And so, here I am, surrounded by outdoor enthusiasts in puffy jackets drinking cappuccinos. I’m recognized by a dude in a Motet shirt, who begins playing air guitar at me.
“Where’s Swaaaaatttttttty?!” he asks, with the enthusiasm of a veteran psychedelic adventurer.
“In Portland,” I say.
”NOOOOOOOO!” he says, pounding his fists against an imaginary desk. “THAT’S FUCKED UP!”
He wanders off. I return to phone scrolling.
My friend and former Al Stone bandmate Greg Ehrlich‘s always encouraging me to “book a ticket and just go,” and that’s what I’ve done. After a successful debut show with the new band, I’ve seized upon a couple free days to subdue temporarily my omnipresent wanderlust, grabbing a last minute ticket to Denver, CO. I’m writing this after a therapeutic soak in a hot springs, sleepy and content.
It’s amazing what a change of scenery can do, and despite pea soup fog thwarting my planned outdoor adventures, I feel the familiar excitement building, knowing that songs, lots and lots of songs, are on their way.
The Front Range is a special place. Today, I’m reminded to slow down, and appreciate impossibly beautiful things.
When it’s time for creative work, I only have one rule: I can sit here and write, I can sit here and do nothing, but I can’t sit here and do just anything.
Doing nothing is fantastic. The desk in my office faces a window looking onto the backyard, and I’ve frittered away many an hour daydreaming, watching squirrels fighting over nuts, or generally staring into space, all of which are A-OK because, eventually, doing nothing gets a touch dull. Writing’s far more entertaining, and since I’m sitting here anyway, I may as well go fishing for a tune.
Or not. Getting up and walking away after a solid mind wander is one of life’s great treasures.
But what I’m absolutely not allowed to do is scroll absentmindedly through Instagram, or FaceTime tour manager extraordinaire Ryan “Bear” Drozd, or watch Rick and Morty. All I’m allowed to do is absolutely nothing, or write.
Make music with your friends and play live.
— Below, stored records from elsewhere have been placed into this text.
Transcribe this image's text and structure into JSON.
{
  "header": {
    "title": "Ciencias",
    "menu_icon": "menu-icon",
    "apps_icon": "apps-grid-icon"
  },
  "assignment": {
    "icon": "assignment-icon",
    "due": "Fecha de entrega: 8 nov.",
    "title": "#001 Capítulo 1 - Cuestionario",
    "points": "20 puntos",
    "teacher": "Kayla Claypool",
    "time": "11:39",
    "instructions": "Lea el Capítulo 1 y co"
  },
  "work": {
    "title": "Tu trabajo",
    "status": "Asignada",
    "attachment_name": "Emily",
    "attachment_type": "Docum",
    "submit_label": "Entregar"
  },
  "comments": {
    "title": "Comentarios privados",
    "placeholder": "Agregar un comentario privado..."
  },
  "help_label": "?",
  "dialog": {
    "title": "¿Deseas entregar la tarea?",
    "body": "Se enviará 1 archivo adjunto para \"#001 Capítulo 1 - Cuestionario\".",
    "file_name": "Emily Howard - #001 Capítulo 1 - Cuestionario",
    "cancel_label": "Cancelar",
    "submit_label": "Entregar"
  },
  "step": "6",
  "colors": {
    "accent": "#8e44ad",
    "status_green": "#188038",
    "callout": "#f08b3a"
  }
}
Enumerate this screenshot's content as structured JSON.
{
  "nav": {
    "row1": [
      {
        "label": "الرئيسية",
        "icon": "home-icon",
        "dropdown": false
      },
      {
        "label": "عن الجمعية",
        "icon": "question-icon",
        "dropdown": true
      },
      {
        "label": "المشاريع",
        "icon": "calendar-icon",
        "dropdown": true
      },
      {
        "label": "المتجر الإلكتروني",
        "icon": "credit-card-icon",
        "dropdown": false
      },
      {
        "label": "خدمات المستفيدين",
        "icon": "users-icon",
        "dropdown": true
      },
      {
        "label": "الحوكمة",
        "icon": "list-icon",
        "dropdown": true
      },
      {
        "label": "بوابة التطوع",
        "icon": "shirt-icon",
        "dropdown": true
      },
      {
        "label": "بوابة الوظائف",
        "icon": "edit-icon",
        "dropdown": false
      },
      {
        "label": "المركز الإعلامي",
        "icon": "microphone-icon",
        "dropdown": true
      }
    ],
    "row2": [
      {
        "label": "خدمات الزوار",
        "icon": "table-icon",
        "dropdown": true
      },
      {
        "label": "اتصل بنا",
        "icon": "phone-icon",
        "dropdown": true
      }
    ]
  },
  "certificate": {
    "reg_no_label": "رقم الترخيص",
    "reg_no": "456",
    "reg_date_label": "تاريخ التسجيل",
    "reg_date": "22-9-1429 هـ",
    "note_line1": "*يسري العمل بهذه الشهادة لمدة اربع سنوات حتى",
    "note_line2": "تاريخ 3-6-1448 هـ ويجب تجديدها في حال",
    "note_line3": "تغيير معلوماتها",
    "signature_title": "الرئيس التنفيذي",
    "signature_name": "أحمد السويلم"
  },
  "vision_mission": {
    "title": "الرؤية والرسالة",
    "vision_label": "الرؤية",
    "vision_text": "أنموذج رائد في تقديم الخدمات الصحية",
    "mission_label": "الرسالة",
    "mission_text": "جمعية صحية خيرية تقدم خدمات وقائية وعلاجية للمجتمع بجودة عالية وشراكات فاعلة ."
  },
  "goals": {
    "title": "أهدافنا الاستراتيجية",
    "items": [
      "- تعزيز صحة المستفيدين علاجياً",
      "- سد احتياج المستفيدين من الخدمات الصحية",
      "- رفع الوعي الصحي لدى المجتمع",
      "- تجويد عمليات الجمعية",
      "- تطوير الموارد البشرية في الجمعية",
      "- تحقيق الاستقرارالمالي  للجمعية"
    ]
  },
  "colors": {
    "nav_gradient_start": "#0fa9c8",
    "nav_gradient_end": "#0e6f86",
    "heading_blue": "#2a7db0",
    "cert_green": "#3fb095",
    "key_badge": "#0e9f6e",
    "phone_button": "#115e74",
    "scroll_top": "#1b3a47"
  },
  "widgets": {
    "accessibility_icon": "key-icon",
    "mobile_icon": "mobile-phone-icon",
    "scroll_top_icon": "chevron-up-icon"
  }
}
After Climb The Sky’s first show on Saturday, I wrote this sentence on the dry erase board in my office and plan on leaving it there until the ink dries.
Nothing feels better. Nothing really comes close. And, in this kabuki theater of an industry, there isn’t a more bulletproof strategy, not just for success, but for getting yourself out of bed and, in the company of chirping, dinural friends, putting pen to paper.
I could go on, but, as usual, Dave Grohl says it best.